U.S. securities industry regulators are proposing reforms that would make it easier for aspiring financial professionals to enter the industry, and make it easier for former participants to return to the business, by streamlining the proficiency requirements.
The U.S. self-regulatory organization, the Financial Industry Regulatory Authority (FINRA), has filed a proposal with the U.S. Securities and Exchange Commission (SEC) that sets out plans to overhaul the industry’s competency exams. The proposed changes would to eliminate duplicative testing and make it easier for participants to demonstrate and maintain their qualifications.
FINRA says the proposed changes “would make it easier for an individual with no prior securities industry experience — whether an investor, a recent college graduate or a professional seeking a second career — to take a general knowledge exam called the Securities Industry Essentials as an important first step to entering the industry.”
After that step, to become fully qualified, a candidate would have to pass a second, more specialized exam and be sponsored by a firm.
“This new approach would give individuals seeking to enter the securities industry the opportunity to demonstrate a fundamental knowledge of regulatory requirements prior to joining a firm, potentially providing firms a larger pool of qualified candidates,” says FINRA president and CEO, Robert Cook, in a statement. “It would also provide enhanced flexibility and efficiency in our qualifications programs, while maintaining important standards and investor protections.”
In addition, under the proposals, individuals who transfer to an affiliate of a firm “may qualify for a waiver that allows their credentials to be reinstated should they return to the industry within a seven-year period and meet the requirements of this waiver program.”

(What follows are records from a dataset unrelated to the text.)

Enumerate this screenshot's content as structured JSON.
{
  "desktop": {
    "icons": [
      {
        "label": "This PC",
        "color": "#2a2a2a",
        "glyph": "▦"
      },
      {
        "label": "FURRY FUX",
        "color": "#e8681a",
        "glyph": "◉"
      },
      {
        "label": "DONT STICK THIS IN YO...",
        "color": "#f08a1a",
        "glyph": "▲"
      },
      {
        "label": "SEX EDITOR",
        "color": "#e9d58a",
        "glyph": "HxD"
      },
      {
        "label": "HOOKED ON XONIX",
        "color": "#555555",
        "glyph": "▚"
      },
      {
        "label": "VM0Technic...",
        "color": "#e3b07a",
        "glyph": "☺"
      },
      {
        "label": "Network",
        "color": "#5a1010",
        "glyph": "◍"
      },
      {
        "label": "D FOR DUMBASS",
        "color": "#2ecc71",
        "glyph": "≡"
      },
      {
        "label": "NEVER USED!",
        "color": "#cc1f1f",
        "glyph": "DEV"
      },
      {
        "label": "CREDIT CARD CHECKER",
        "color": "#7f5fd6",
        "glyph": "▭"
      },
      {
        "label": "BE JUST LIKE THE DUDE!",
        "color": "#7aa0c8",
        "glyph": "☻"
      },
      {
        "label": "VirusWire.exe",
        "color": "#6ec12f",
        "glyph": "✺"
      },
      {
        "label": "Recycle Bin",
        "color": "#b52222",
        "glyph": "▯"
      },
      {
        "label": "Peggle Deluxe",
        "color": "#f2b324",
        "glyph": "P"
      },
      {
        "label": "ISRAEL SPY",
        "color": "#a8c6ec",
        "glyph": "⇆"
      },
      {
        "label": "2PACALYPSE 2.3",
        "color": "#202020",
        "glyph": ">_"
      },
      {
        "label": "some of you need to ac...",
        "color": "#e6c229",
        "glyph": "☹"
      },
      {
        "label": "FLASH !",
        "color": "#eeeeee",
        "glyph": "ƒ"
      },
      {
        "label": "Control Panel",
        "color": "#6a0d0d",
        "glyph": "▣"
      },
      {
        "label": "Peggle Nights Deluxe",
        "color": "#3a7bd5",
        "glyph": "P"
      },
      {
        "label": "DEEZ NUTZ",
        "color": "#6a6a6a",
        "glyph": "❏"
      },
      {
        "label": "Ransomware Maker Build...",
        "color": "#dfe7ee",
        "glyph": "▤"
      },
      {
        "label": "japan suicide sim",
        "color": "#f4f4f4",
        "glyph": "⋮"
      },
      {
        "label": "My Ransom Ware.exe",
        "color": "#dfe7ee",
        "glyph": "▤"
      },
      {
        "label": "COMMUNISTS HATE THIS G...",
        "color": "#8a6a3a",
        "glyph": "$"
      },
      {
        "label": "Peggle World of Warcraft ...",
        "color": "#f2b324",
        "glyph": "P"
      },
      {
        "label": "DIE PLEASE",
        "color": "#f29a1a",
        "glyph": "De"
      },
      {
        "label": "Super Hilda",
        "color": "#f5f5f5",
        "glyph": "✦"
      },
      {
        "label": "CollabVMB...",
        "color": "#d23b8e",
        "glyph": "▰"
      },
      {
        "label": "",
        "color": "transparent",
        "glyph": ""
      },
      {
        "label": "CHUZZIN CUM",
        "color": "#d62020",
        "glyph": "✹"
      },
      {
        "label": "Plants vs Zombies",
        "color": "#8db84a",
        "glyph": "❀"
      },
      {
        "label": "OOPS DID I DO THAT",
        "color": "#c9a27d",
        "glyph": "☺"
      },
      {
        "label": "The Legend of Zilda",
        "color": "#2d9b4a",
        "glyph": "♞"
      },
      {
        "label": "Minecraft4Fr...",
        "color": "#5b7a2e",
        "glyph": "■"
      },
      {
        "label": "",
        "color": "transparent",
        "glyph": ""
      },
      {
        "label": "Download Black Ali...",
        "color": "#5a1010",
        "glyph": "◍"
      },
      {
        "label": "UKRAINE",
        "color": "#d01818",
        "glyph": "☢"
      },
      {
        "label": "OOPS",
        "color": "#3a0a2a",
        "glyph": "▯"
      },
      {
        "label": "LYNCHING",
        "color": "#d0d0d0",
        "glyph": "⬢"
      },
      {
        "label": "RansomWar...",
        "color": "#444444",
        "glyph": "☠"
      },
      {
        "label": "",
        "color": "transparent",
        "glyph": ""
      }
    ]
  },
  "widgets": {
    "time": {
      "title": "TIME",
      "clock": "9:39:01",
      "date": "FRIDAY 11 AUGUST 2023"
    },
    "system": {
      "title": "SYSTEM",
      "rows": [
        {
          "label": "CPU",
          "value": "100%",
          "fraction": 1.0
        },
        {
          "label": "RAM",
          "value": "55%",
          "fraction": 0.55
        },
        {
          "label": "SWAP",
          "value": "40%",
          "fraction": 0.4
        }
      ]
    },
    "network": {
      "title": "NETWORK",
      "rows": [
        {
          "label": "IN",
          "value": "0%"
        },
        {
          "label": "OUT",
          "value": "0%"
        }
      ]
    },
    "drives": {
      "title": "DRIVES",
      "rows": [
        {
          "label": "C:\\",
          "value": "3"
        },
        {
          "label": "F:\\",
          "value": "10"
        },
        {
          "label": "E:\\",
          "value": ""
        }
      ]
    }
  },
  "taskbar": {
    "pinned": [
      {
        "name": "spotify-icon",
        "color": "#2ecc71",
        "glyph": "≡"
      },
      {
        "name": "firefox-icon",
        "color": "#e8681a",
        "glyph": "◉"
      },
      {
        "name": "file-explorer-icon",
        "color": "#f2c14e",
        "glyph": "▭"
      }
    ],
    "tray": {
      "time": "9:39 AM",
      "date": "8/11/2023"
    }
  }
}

SEC staff will review the proposal, and may request changes to it. The SEC will then publish the proposal for a 21-day comment period.